§ WHAT THIS TASK INVOLVES:
In the entries below, find each line where the word "text" appears and give only the total count of such lines.
====== RECORD EXTRACTS
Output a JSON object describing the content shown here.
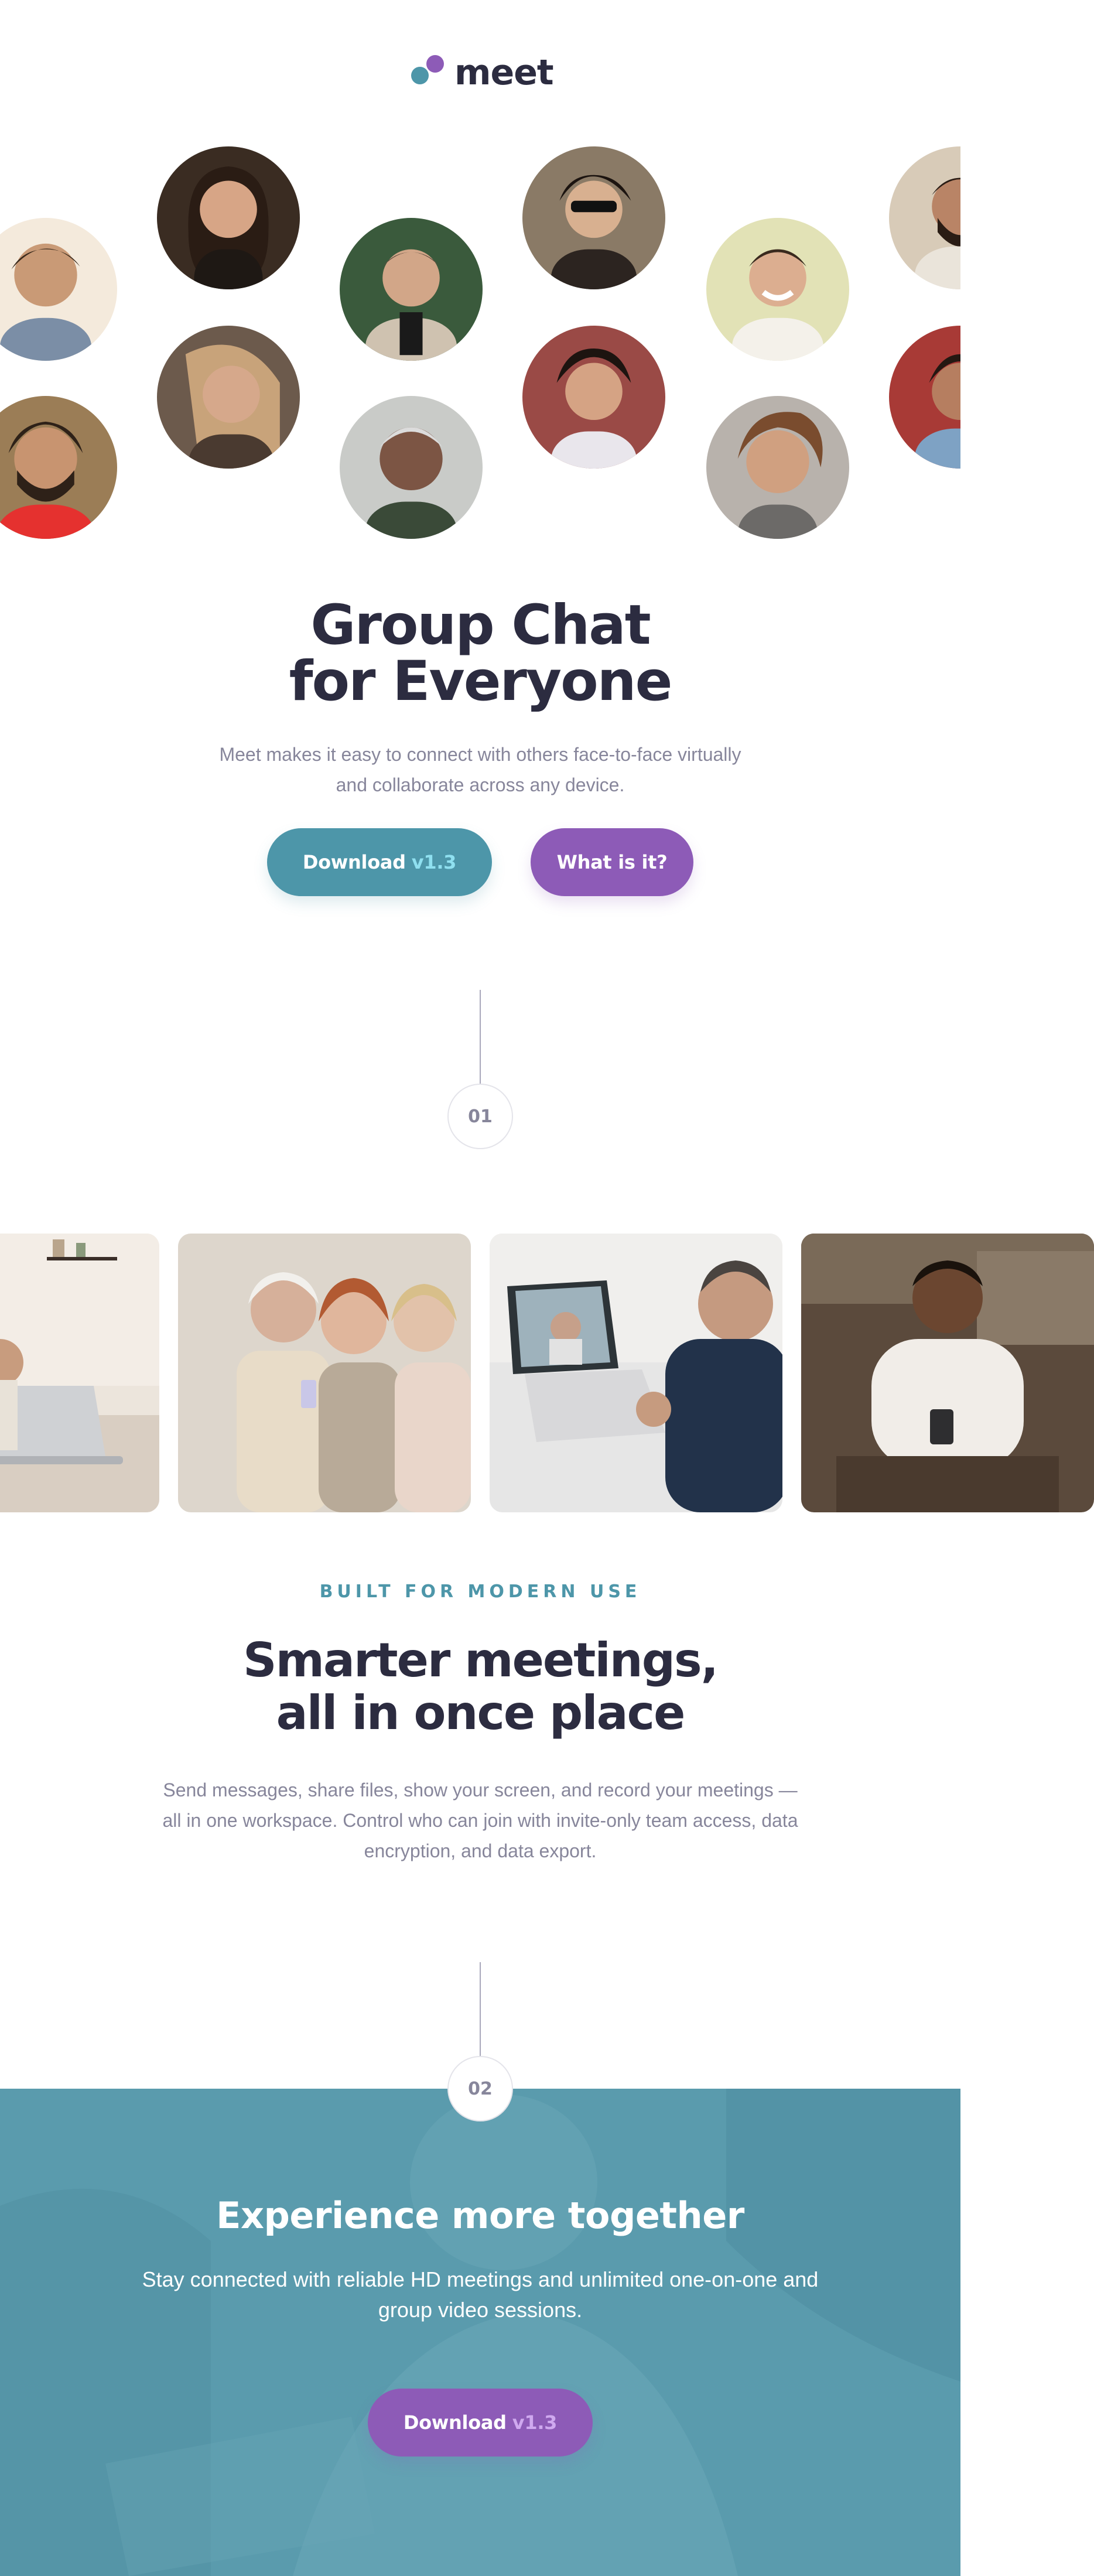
{
  "brand": {
    "name": "meet",
    "colors": {
      "teal": "#4d96a9",
      "purple": "#8d5bb7",
      "dark": "#2c2c40",
      "muted": "#87869b"
    }
  },
  "hero": {
    "title_line1": "Group Chat",
    "title_line2": "for Everyone",
    "subtitle": "Meet makes it easy to connect with others face-to-face virtually and collaborate across any device.",
    "download_label": "Download",
    "download_version": "v1.3",
    "what_label": "What is it?"
  },
  "avatars": [
    "person-avatar",
    "person-avatar",
    "person-avatar",
    "person-avatar",
    "person-avatar",
    "person-avatar",
    "person-avatar",
    "person-avatar",
    "person-avatar",
    "person-avatar",
    "person-avatar",
    "person-avatar"
  ],
  "steps": {
    "first": "01",
    "second": "02"
  },
  "features": {
    "eyebrow": "BUILT FOR MODERN USE",
    "title_line1": "Smarter meetings,",
    "title_line2": "all in once place",
    "body": "Send messages, share files, show your screen, and record your meetings — all in one workspace. Control who can join with invite-only team access, data encryption, and data export."
  },
  "cta": {
    "title": "Experience more together",
    "body": "Stay connected with reliable HD meetings and unlimited one-on-one and group video sessions.",
    "download_label": "Download",
    "download_version": "v1.3"
  }
}
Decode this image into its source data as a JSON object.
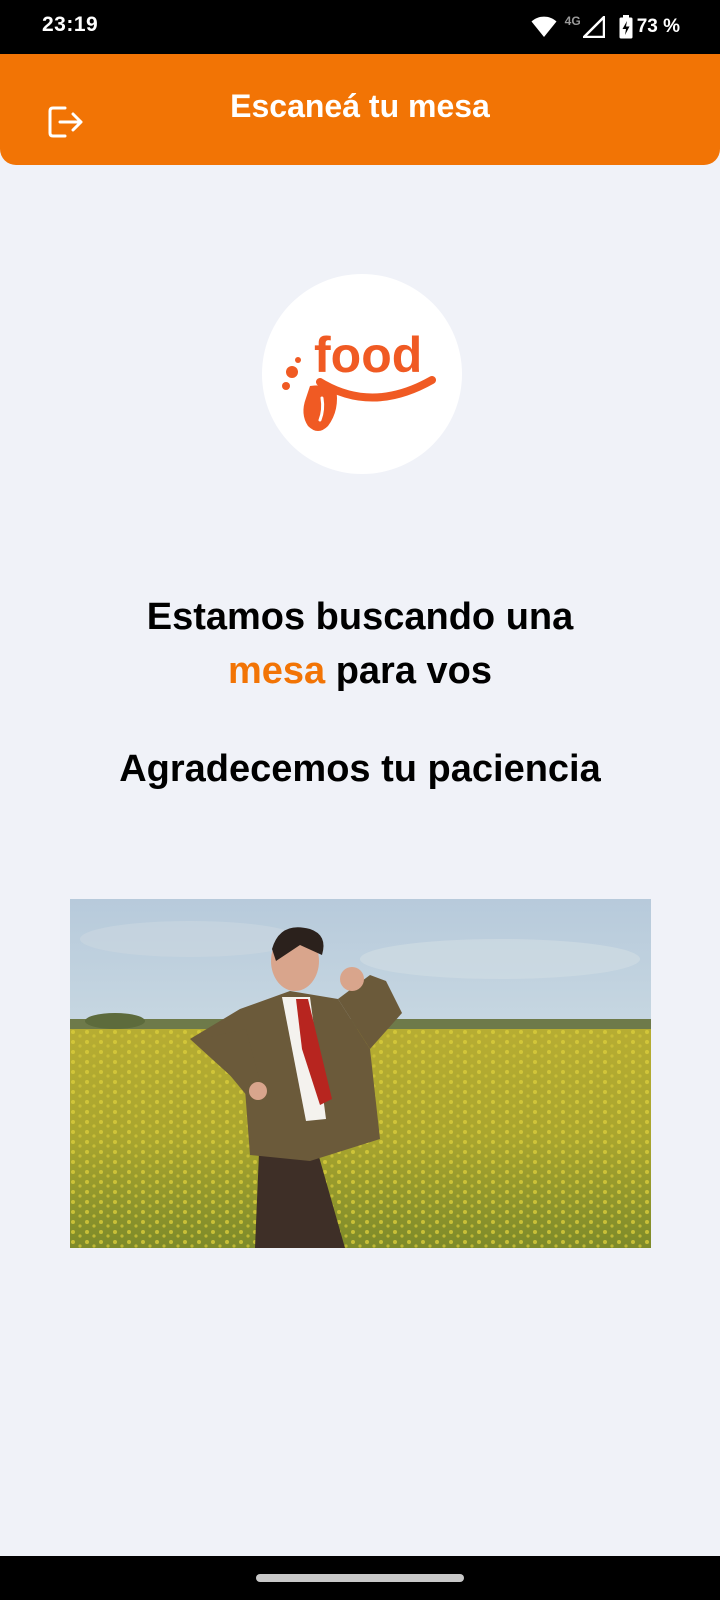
{
  "status_bar": {
    "time": "23:19",
    "network": "4G",
    "battery": "73 %",
    "icons": [
      "wifi-icon",
      "signal-icon",
      "battery-charging-icon"
    ]
  },
  "header": {
    "title": "Escaneá tu mesa",
    "logout_icon": "logout-icon",
    "background_color": "#f27405"
  },
  "logo": {
    "text": "food",
    "color": "#f05a23"
  },
  "message": {
    "line1": "Estamos buscando una",
    "highlight": "mesa",
    "line2_rest": " para vos",
    "thanks": "Agradecemos tu paciencia",
    "accent_color": "#f27405"
  },
  "waiting_image": {
    "description_icon": "waiting-animation-image"
  },
  "nav": {
    "home_indicator": "home-indicator"
  }
}
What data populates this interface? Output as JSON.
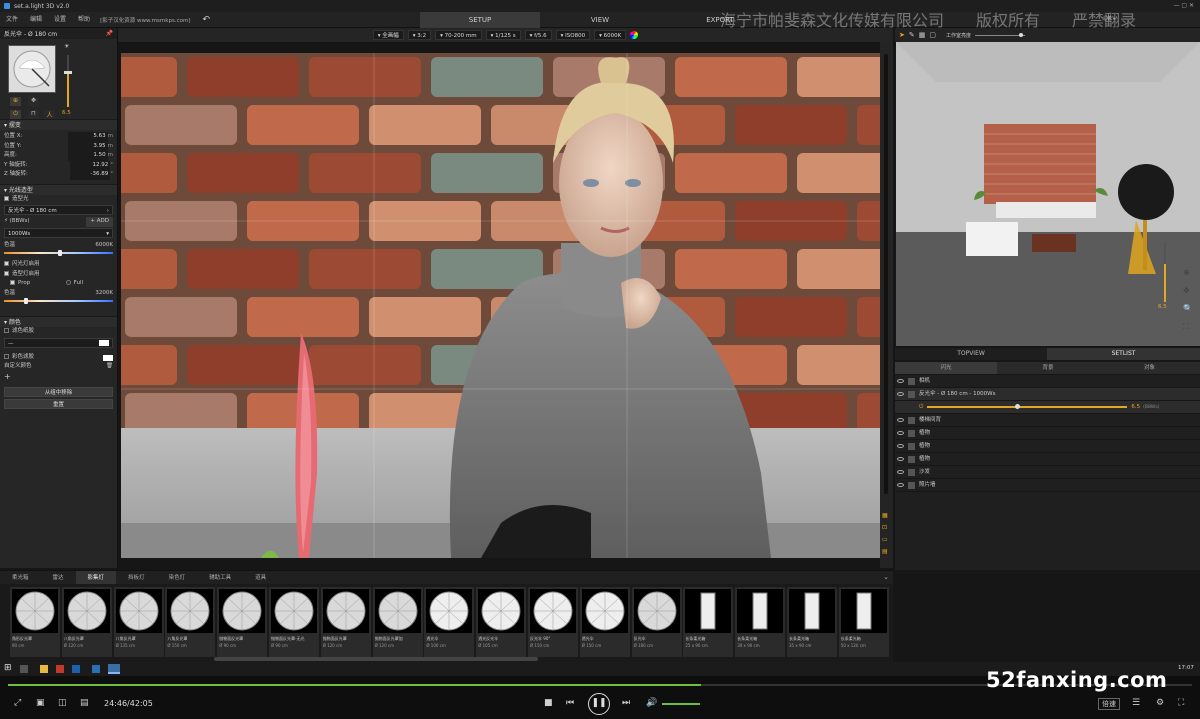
{
  "app": {
    "title": "set.a.light 3D v2.0",
    "subtitle": ""
  },
  "menu": {
    "items": [
      "文件",
      "编辑",
      "设置",
      "帮助"
    ],
    "banner": "[影子汉化资源 www.msmkps.com]",
    "modes": [
      "SETUP",
      "VIEW",
      "EXPORT"
    ],
    "right_label": "设备 ▸",
    "watermark": "海宁市帕斐森文化传媒有限公司　　版权所有　　严禁翻录"
  },
  "viewport_toolbar": [
    "▾ 全画幅",
    "▾ 3:2",
    "▾ 70-200 mm",
    "▾ 1/125 s",
    "▾ f/5.6",
    "▾ ISO800",
    "▾ 6000K"
  ],
  "left": {
    "header": "反光伞 - Ø 180 cm",
    "power_value": "6.5",
    "section_position": "摆变",
    "props": [
      {
        "label": "位置 X:",
        "value": "5.63",
        "unit": "m"
      },
      {
        "label": "位置 Y:",
        "value": "3.95",
        "unit": "m"
      },
      {
        "label": "高度:",
        "value": "1.50",
        "unit": "m"
      },
      {
        "label": "Y 轴旋转:",
        "value": "12.92",
        "unit": "°"
      },
      {
        "label": "Z 轴旋转:",
        "value": "-36.89",
        "unit": "°"
      }
    ],
    "section_light": "光线造型",
    "light_label": "造型光",
    "modifier_value": "反光伞 - Ø 180 cm",
    "flash_label": "(BBWs)",
    "add_label": "ADD",
    "watt_value": "1000Ws",
    "color_label": "色温",
    "color_value": "6000K",
    "chk_flash": "闪光灯启用",
    "chk_model": "造型灯启用",
    "prop_label": "Prop",
    "full_label": "Full",
    "color_label2": "色温",
    "color_value2": "3200K",
    "section_gel": "颜色",
    "gel1": "滤色纸胶",
    "gel_dash": "—",
    "gel2": "彩色滤胶",
    "gel3": "自定义颜色",
    "btn_remove": "从组中移除",
    "btn_reset": "重置"
  },
  "right": {
    "toolbar_label": "工作室亮度",
    "power_value": "6.5",
    "tabs": [
      "TOPVIEW",
      "SETLIST"
    ],
    "subtabs": [
      "闪光",
      "背景",
      "对象"
    ],
    "setlist": [
      "相机",
      "反光伞 - Ø 180 cm - 1000Ws",
      "楼梯间背",
      "植物",
      "植物",
      "植物",
      "沙发",
      "照片墙"
    ],
    "light_row_value": "6.5",
    "light_row_unit": "(BBWs)"
  },
  "lib": {
    "tabs": [
      "柔光箱",
      "雷达",
      "影集灯",
      "挡板灯",
      "染色灯",
      "辅助工具",
      "道具"
    ],
    "active_tab": 2,
    "items": [
      {
        "name": "角形反光罩",
        "size": "90 cm"
      },
      {
        "name": "八角反光罩",
        "size": "Ø 120 cm"
      },
      {
        "name": "八角反光罩",
        "size": "Ø 135 cm"
      },
      {
        "name": "八角反光罩",
        "size": "Ø 150 cm"
      },
      {
        "name": "抛物面反光罩",
        "size": "Ø 90 cm"
      },
      {
        "name": "抛物面反光罩-无光",
        "size": "Ø 90 cm"
      },
      {
        "name": "抛物面反光罩",
        "size": "Ø 120 cm"
      },
      {
        "name": "抛物面反光罩加",
        "size": "Ø 120 cm"
      },
      {
        "name": "透光伞",
        "size": "Ø 100 cm"
      },
      {
        "name": "透光反光伞",
        "size": "Ø 105 cm"
      },
      {
        "name": "反光伞 90°",
        "size": "Ø 150 cm"
      },
      {
        "name": "透光伞",
        "size": "Ø 150 cm"
      },
      {
        "name": "反光伞",
        "size": "Ø 180 cm"
      },
      {
        "name": "长条柔光箱",
        "size": "25 x 90 cm"
      },
      {
        "name": "长条柔光箱",
        "size": "30 x 90 cm"
      },
      {
        "name": "长条柔光箱",
        "size": "35 x 90 cm"
      },
      {
        "name": "长条柔光箱",
        "size": "50 x 120 cm"
      }
    ]
  },
  "taskbar": {
    "time": "17:07"
  },
  "player": {
    "time": "24:46/42:05",
    "speed": "倍速",
    "progress": 0.585
  },
  "watermark_site": "52fanxing.com"
}
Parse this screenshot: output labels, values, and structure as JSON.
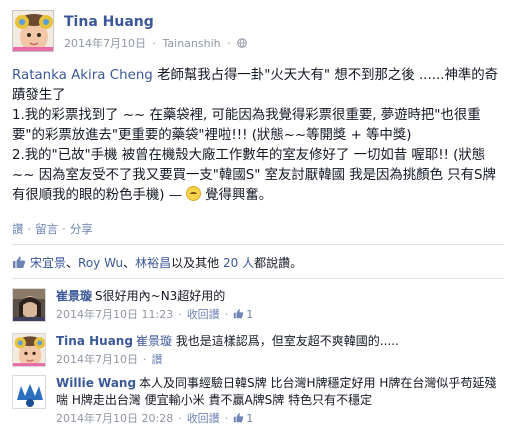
{
  "post": {
    "author": "Tina Huang",
    "date": "2014年7月10日",
    "separator": "·",
    "location": "Tainanshih",
    "text": {
      "mention": "Ratanka Akira Cheng",
      "line1_rest": " 老師幫我占得一卦\"火天大有\" 想不到那之後 ......神準的奇蹟發生了",
      "line2": "1.我的彩票找到了 ~~ 在藥袋裡, 可能因為我覺得彩票很重要, 夢遊時把\"也很重要\"的彩票放進去\"更重要的藥袋\"裡啦!!! (狀態~~等開獎 + 等中獎)",
      "line3_pre": "2.我的\"已故\"手機 被曾在機殼大廠工作數年的室友修好了 一切如昔 喔耶!! (狀態 ~~ 因為室友受不了我又要買一支\"韓國S\" 室友討厭韓國 我是因為挑顏色 只有S牌有很順我的眼的粉色手機) —",
      "feeling": "覺得興奮。"
    },
    "actions": {
      "like": "讚",
      "comment": "留言",
      "share": "分享",
      "dot": "·"
    }
  },
  "likes": {
    "name1": "宋宜景",
    "sep1": "、",
    "name2": "Roy Wu",
    "sep2": "、",
    "name3": "林裕昌",
    "mid": "以及其他",
    "others": "20 人",
    "tail": "都說讚。"
  },
  "comments": [
    {
      "name": "崔景璇",
      "text": "S很好用內~N3超好用的",
      "time": "2014年7月10日 11:23",
      "reply": "收回讚",
      "likes": "1",
      "dot": "·"
    },
    {
      "name": "Tina Huang",
      "tag": "崔景璇",
      "text": " 我也是這樣認爲，但室友超不爽韓國的.....",
      "time": "2014年7月10日",
      "reply": "讚",
      "dot": "·"
    },
    {
      "name": "Willie Wang",
      "text": "本人及同事經驗日韓S牌 比台灣H牌穩定好用 H牌在台灣似乎苟延殘喘 H牌走出台灣 便宜輸小米 貴不贏A牌S牌 特色只有不穩定",
      "time": "2014年7月10日 20:28",
      "reply": "收回讚",
      "likes": "1",
      "dot": "·"
    }
  ],
  "icons": {
    "globe": "globe-icon",
    "like": "thumbs-up-icon",
    "feeling": "smiley-emoticon-icon"
  },
  "colors": {
    "link": "#3b5998",
    "meta": "#9197a3",
    "action": "#6d84b4",
    "text": "#141823"
  }
}
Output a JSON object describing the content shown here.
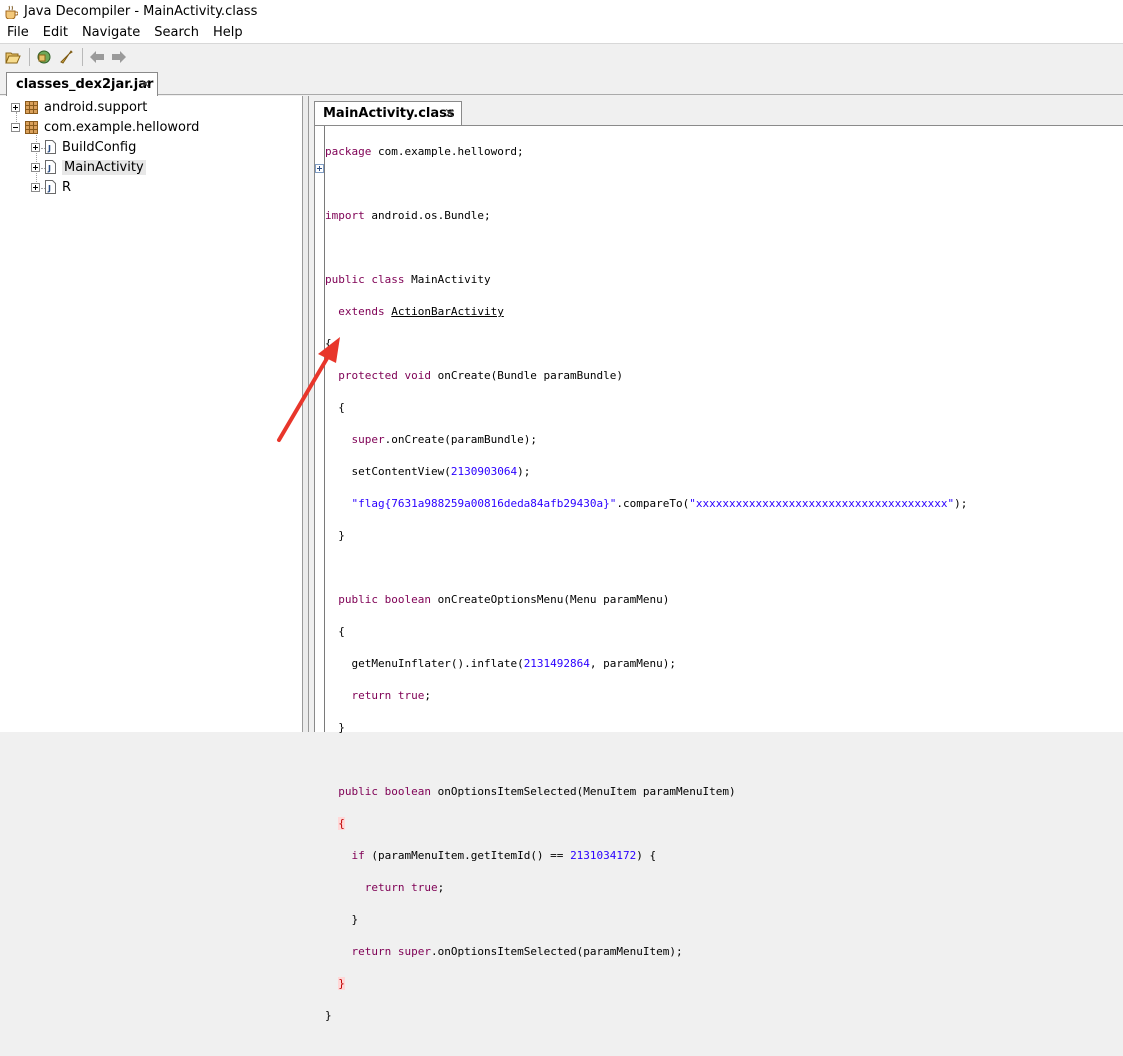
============
§ WRITTEN RESPONSE:
6